### Work request
The answer must be every line of the records below that contains the word "icon", copied out.

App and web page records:
......
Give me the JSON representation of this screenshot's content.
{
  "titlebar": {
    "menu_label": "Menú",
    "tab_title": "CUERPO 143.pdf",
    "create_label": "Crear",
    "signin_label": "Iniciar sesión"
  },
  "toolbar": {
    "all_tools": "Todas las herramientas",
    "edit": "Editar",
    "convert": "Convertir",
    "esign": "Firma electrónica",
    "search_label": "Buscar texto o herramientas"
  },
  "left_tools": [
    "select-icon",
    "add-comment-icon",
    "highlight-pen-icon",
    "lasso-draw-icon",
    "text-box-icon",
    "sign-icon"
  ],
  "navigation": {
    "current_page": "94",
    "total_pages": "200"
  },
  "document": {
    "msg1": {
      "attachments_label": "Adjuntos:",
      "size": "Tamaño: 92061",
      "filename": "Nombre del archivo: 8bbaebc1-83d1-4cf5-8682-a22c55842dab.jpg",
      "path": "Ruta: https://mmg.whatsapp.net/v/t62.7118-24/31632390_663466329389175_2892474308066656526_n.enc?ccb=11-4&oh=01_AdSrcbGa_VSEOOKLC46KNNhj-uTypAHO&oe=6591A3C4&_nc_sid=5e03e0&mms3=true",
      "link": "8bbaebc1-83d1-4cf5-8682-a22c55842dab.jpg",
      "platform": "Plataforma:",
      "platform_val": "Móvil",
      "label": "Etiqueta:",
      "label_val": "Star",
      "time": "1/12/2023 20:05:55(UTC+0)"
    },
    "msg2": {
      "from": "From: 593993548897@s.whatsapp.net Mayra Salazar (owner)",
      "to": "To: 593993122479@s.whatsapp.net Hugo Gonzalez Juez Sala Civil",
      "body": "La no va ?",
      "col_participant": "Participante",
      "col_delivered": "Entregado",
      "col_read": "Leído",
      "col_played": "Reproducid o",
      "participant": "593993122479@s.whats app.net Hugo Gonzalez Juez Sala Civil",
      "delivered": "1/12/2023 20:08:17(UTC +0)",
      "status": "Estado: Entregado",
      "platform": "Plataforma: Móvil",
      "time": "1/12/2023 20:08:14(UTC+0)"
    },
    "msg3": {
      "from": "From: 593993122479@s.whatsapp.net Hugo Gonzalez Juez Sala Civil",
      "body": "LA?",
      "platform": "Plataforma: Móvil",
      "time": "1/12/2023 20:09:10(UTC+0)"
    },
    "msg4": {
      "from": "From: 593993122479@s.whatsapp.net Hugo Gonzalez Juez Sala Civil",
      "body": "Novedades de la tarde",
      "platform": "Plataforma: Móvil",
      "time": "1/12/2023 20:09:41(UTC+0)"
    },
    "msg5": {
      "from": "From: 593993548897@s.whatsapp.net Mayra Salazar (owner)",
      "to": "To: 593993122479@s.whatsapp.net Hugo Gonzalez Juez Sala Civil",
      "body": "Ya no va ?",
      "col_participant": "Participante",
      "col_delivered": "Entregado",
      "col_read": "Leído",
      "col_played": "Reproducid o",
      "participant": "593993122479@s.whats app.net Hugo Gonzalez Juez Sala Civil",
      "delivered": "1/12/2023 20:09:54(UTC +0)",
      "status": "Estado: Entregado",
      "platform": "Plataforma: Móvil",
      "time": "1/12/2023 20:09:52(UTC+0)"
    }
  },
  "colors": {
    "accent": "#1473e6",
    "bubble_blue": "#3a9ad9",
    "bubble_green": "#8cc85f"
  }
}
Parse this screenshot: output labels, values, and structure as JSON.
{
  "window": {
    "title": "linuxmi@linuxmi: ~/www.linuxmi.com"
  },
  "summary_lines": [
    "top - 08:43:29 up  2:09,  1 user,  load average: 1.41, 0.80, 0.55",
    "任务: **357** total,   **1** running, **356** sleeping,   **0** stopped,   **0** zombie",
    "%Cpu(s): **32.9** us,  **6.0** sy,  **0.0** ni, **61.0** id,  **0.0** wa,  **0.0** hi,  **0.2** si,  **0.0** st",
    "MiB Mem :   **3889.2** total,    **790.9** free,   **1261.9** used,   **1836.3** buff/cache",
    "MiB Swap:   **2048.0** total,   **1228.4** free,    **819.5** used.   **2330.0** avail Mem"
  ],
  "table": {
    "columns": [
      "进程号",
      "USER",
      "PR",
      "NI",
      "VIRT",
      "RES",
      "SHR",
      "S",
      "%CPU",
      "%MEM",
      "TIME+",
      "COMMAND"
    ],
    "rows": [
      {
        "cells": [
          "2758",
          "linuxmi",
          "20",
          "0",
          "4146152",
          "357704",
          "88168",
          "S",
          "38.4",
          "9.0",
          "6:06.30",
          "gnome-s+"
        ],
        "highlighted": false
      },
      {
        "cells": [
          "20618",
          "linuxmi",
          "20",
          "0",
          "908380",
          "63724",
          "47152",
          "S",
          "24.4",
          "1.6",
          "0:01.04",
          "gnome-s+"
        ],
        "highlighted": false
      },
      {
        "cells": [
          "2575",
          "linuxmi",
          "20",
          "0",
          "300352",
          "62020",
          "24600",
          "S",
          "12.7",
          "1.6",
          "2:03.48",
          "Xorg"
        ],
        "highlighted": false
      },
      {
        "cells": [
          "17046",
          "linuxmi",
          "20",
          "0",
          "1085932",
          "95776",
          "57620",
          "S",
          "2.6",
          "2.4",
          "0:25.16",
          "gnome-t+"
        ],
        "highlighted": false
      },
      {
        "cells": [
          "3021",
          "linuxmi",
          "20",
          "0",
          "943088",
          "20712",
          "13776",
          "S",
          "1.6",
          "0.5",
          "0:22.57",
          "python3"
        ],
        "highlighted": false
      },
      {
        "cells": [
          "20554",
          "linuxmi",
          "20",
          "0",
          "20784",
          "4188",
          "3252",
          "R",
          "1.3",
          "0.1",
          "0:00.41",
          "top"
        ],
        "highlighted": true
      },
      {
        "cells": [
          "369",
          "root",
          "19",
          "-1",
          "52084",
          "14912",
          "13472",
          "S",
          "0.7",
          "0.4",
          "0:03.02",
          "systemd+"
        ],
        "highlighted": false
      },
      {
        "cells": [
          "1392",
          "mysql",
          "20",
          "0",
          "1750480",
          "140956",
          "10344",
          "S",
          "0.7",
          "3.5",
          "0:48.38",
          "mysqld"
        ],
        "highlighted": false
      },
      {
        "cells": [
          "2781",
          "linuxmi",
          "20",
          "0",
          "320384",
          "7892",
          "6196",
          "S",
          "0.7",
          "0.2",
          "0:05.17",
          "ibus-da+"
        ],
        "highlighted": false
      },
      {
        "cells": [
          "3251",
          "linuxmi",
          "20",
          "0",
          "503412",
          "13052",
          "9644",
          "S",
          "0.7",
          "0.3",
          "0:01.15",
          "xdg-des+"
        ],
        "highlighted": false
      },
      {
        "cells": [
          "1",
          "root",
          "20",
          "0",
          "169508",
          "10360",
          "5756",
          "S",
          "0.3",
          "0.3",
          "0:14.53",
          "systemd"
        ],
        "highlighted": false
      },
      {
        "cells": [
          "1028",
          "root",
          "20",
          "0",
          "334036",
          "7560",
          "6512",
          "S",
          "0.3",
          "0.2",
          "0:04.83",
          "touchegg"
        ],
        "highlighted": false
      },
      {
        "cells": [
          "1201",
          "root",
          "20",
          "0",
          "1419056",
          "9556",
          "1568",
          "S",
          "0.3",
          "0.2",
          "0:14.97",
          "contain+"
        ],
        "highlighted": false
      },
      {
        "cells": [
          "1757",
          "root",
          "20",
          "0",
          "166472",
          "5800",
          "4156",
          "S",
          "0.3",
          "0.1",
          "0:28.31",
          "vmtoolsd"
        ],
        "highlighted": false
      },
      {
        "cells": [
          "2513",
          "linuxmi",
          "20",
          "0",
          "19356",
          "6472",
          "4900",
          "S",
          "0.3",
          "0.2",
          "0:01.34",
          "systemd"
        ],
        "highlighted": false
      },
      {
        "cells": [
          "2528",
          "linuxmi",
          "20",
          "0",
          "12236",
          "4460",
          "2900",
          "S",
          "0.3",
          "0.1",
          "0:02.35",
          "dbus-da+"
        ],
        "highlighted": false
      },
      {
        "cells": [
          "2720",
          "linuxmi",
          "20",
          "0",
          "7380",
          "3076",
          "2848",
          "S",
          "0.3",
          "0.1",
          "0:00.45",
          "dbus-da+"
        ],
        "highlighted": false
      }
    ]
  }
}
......
### Answer section
    "select-icon",
    "add-comment-icon",
    "highlight-pen-icon",
    "lasso-draw-icon",
    "text-box-icon",
    "sign-icon"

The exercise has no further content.